Plans are moving forward after a public-private partnership was established to map out the future of the town. Today, Governor Jack Markell, DNREC Secretary Collin O’Mara and numerous other officials were on hand as DNREC hosted a groundbreaking event to mark the end of Phase 1 and the beginning of Phase 2 of the project, the Auburn Valley Master Plan. The project is expected to boost economic development and ecological restoration in the scenic area, and add to state parkland at the Auburn Heights Preserve located in the Red Clay Valley near the Pennsylvania state line.

“What you see here is the beginning of a new era in Yorklyn. It also represents the best example of how the state can work with private and public partners to build something truly special that benefits everyone in the community,” said Governor Jack Markell. “This project will be unique in its aesthetics and make Yorklyn a shining historic treasure for Delaware tourism.”

At the event, officials acknowledged completion of the $1.6-million, FEMA-funded demolition of the corporate headquarters of the former NVF manufacturing plant and zinc treatment facility, and began the demolition project for the main plant – making way for the unique redevelopment site that will include historic buildings, wetlands, flood mitigation areas and multi-use trails.
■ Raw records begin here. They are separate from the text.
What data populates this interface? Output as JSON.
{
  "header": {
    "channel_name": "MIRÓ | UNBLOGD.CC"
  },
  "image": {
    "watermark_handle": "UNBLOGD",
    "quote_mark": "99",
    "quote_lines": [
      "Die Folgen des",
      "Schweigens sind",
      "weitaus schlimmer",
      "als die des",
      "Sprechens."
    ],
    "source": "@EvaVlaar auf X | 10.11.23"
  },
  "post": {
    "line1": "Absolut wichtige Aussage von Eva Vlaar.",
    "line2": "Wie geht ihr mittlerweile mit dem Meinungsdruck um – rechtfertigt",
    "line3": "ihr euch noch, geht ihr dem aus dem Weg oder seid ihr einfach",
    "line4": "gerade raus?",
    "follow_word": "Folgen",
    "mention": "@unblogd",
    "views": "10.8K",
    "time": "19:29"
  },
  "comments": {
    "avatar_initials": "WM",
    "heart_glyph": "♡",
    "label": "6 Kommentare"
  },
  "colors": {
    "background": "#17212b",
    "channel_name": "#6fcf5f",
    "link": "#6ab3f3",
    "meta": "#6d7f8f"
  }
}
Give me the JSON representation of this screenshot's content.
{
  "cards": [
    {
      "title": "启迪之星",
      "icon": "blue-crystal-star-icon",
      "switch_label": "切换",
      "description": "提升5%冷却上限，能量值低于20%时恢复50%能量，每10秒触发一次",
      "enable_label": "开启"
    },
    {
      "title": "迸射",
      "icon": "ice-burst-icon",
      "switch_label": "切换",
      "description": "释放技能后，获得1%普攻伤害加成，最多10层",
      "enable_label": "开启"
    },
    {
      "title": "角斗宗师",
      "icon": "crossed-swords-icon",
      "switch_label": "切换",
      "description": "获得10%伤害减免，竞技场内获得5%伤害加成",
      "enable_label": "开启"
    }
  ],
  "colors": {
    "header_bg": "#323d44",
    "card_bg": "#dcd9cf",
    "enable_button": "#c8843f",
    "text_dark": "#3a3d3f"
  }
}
“This is one of the most complex public-private projects in the nation that transforms a shuttered site into a model of preservation, and redevelopment that will bring economic opportunity and prosperity to the area,” said DNREC Secretary Collin O’Mara. “The site is undergoing an environmental cleanup of nearly a century of historic contamination, as well as a stream restoration project that will not only improve water quality and protect fish in the Red Clay Creek, but will also reduce the severe flooding that has resulted in significant economic impacts to Yorklyn. With the beautiful, historic setting of Yorklyn as a backdrop, we believe the synergy created by the master plan – which includes a trail, an antique car loop, and steam railroad – will make this a uniquely Delaware destination.”

The goal of the public-private partnership is to reclaim the former mill town by cleaning up contaminated areas, restoring floodplains and expanding on tourism-drawing development. Not only does the plan call for shopping and restaurant development, but also a trail system that will connect the new commercial sites with historic and natural areas, in addition to connecting to existing attractions like the Marshall Steam Museum and the Delaware Nature Society.

The partnership is made up of private developers, neighboring organizations, and several divisions of DNREC, including the Division of Parks and Recreation, the Division of Waste and Hazardous Substances’ Site Investigation and Restoration Section, and the Division of Water. Partners outside DNREC include the Delaware Economic Development Office, the Federal Emergency Management Agency, the court-appointed trustee for NVF, and Auburn Village LLC. The project was further bolstered by strong support from neighboring property owners, as well as conservation and recreational organizations in the Yorklyn area.

The Auburn Heights Preserve, part of the Delaware State Parks system, is home to the historic Marshall estate, which is managed through a partnership between Delaware State Parks and the Friends of Auburn Heights Preserve. The Friends group owns a world-class collection of operating vintage steam cars, including 14 Stanley Steamers and the miniature Auburn Valley Railroad.

The NVF Company produced vulcanized fiber and related products in Yorklyn until declaring bankruptcy in April 2009.